Task to carry out:
Using the data below, copy out all lines with the word "ffffff".

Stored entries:
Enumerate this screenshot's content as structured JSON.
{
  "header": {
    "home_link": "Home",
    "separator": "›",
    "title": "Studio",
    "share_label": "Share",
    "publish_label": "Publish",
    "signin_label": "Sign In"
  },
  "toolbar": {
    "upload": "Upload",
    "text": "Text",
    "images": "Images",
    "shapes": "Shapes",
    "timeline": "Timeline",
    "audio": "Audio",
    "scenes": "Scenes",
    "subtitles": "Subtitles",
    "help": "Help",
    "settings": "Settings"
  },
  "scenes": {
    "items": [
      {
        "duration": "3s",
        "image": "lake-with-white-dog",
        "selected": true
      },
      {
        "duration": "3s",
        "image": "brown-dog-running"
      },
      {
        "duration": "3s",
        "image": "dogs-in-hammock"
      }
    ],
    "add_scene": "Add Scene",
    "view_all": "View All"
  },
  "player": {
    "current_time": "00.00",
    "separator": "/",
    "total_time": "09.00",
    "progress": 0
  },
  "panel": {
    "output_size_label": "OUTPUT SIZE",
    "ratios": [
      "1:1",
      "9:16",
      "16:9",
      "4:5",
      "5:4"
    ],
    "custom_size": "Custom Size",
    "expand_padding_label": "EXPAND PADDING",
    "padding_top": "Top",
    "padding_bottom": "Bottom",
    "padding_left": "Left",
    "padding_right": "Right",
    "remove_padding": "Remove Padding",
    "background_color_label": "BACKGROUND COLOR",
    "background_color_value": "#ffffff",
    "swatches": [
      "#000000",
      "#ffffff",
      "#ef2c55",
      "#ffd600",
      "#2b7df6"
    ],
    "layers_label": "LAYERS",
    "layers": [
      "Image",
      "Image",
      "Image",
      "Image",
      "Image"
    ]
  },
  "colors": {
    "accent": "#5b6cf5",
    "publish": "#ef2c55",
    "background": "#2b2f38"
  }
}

Answer for this exercise:
    "background_color_value": "#ffffff",
      "#ffffff",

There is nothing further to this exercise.